● **Exercise description**
Only the total should be returned: the number of lines in the data that hold the string "icon".

● **Provided records**
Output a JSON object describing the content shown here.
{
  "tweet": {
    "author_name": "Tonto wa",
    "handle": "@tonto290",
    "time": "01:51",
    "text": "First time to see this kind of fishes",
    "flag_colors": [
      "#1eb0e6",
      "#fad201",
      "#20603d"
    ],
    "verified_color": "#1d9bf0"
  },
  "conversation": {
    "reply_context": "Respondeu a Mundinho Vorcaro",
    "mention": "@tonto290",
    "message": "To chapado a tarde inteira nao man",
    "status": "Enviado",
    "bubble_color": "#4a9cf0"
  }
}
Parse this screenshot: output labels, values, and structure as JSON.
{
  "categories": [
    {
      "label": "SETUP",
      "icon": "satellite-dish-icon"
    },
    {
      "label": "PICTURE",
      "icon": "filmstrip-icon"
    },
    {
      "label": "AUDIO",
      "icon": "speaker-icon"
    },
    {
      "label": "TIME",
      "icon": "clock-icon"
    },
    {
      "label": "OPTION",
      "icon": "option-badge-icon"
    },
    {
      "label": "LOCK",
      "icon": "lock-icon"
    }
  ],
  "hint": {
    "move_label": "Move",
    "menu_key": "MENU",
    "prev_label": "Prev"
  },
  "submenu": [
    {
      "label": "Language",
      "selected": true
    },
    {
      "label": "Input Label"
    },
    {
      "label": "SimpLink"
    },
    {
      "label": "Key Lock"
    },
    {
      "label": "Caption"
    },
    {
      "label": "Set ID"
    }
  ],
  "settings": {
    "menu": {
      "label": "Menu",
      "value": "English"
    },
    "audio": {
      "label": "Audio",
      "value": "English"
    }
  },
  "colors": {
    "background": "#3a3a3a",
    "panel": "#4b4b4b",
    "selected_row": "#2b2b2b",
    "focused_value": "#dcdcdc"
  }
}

● **Answer to this exercise**
6